__PROBLEM REQUIREMENTS__. Give the count of lines below that include the word "name", and say nothing else.

__AVAILABLE DATA__.
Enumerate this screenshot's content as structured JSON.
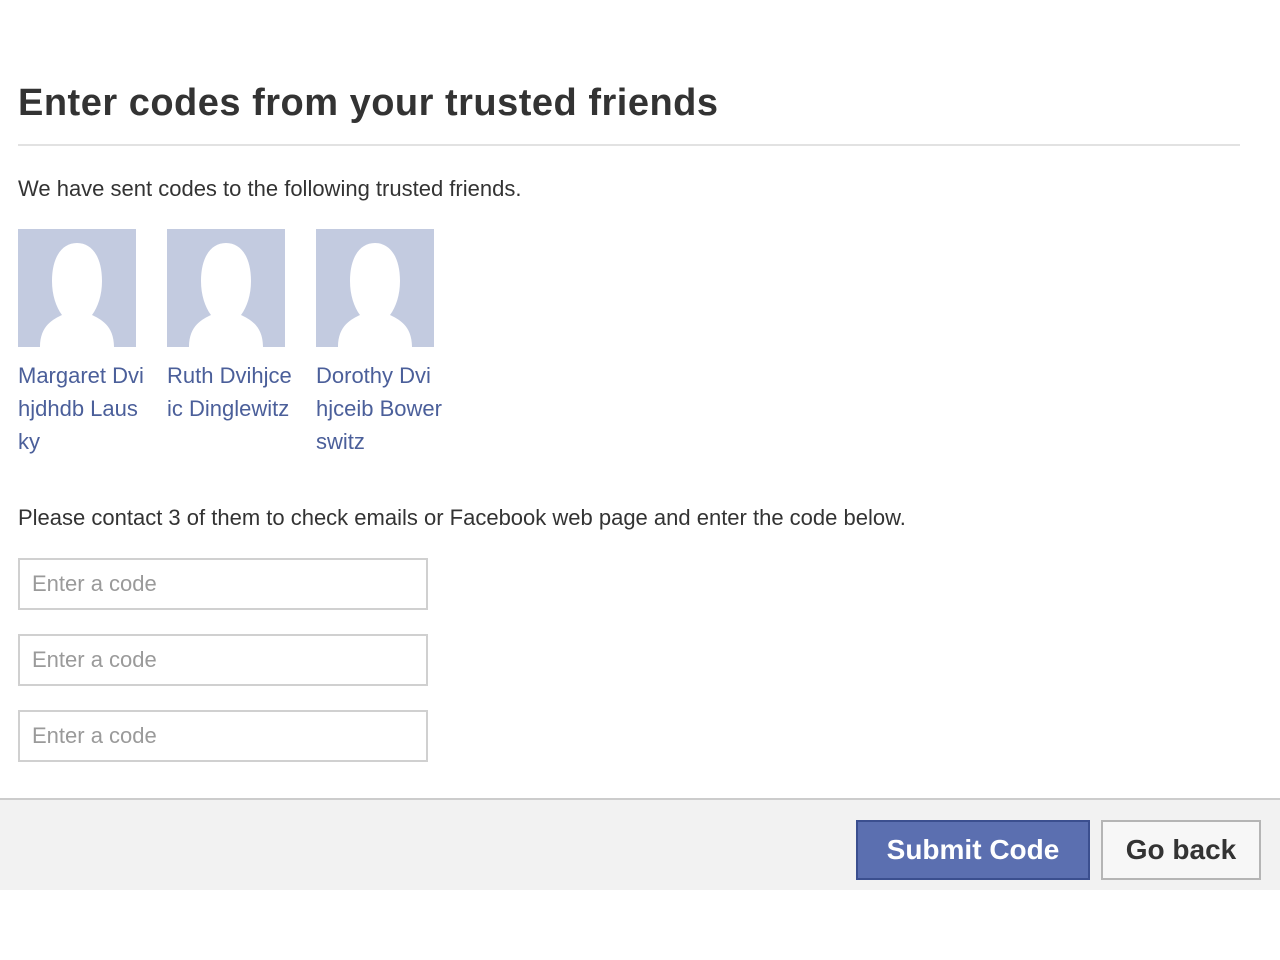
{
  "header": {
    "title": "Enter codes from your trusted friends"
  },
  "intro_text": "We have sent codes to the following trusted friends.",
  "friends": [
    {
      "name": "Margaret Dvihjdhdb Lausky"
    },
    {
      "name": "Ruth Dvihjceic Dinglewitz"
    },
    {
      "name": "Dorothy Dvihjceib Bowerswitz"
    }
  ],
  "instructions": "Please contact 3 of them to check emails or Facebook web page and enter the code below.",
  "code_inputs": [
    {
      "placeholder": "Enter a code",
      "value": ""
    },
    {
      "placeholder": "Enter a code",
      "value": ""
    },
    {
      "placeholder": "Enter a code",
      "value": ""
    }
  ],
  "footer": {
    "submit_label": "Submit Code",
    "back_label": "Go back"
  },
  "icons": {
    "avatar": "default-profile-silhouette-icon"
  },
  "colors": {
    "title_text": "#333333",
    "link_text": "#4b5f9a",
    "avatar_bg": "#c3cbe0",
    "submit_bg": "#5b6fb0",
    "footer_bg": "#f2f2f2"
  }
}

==

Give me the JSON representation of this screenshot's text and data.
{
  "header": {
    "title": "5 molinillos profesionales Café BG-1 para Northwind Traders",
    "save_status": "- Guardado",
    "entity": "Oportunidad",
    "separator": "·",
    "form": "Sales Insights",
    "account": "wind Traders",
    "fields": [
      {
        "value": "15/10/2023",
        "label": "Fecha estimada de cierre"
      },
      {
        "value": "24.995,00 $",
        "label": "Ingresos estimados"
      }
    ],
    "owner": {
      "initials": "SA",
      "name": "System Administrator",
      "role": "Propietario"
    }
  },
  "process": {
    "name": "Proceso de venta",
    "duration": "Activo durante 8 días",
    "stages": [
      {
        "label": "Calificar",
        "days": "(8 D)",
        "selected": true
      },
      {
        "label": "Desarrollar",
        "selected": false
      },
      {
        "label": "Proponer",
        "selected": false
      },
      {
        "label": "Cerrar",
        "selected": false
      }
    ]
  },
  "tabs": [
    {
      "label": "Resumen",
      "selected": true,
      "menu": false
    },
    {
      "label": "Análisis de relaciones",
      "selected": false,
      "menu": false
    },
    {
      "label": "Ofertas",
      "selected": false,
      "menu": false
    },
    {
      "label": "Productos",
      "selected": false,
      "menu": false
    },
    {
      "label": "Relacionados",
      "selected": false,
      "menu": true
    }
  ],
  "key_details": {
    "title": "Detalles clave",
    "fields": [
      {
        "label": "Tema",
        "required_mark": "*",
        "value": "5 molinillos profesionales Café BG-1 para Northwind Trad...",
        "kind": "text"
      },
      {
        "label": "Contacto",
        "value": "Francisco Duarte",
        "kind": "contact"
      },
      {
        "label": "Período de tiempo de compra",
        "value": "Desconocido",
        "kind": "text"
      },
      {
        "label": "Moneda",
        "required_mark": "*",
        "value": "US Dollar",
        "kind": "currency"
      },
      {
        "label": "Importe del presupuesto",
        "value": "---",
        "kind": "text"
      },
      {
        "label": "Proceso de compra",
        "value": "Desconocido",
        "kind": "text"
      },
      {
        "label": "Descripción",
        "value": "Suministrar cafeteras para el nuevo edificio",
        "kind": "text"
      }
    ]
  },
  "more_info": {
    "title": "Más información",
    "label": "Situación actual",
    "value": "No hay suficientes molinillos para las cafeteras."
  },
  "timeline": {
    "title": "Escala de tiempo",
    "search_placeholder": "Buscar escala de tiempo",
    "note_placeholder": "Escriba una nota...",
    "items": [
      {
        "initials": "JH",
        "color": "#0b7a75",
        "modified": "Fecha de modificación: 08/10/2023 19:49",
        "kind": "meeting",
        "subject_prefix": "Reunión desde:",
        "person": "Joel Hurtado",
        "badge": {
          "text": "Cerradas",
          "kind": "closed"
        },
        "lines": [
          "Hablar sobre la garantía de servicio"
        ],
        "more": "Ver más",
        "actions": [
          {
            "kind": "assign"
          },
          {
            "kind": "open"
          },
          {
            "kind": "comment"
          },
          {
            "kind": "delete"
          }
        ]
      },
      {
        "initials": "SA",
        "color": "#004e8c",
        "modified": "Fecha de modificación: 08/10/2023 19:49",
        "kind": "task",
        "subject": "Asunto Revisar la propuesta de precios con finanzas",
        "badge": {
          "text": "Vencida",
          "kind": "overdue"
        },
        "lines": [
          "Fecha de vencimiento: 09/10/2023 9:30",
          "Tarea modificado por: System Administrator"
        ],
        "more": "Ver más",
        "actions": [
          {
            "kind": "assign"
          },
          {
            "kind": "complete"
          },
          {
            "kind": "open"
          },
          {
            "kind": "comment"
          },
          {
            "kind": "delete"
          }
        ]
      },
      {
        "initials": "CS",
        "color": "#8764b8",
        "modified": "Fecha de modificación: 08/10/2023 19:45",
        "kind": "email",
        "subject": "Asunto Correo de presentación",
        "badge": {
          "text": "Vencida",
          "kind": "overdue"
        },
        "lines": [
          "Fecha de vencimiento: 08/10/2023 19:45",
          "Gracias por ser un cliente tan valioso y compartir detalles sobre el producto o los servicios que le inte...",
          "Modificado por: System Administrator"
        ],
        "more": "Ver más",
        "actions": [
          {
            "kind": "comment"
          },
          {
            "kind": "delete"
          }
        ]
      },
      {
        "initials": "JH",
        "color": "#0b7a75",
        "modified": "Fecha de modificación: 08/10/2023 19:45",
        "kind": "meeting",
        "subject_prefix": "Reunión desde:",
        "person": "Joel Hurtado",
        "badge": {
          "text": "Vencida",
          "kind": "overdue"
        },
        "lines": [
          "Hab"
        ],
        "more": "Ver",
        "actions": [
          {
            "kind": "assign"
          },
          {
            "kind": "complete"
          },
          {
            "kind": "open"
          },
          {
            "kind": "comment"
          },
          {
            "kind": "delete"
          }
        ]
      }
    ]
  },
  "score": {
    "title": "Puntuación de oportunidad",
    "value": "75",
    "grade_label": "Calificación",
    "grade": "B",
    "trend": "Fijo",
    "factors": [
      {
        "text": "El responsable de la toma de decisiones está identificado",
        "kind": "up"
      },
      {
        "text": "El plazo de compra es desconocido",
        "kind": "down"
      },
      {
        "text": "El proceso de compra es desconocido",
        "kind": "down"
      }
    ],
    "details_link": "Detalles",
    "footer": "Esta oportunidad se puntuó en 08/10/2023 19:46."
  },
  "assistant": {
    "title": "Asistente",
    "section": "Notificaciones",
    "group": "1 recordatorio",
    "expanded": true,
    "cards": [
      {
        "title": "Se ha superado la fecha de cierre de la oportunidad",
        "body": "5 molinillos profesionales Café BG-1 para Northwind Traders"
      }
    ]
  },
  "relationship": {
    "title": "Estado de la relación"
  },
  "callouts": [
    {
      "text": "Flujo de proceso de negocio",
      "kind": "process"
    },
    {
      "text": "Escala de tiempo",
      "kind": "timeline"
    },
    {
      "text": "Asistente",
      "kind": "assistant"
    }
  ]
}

__PROBLEM SOLUTION__. 5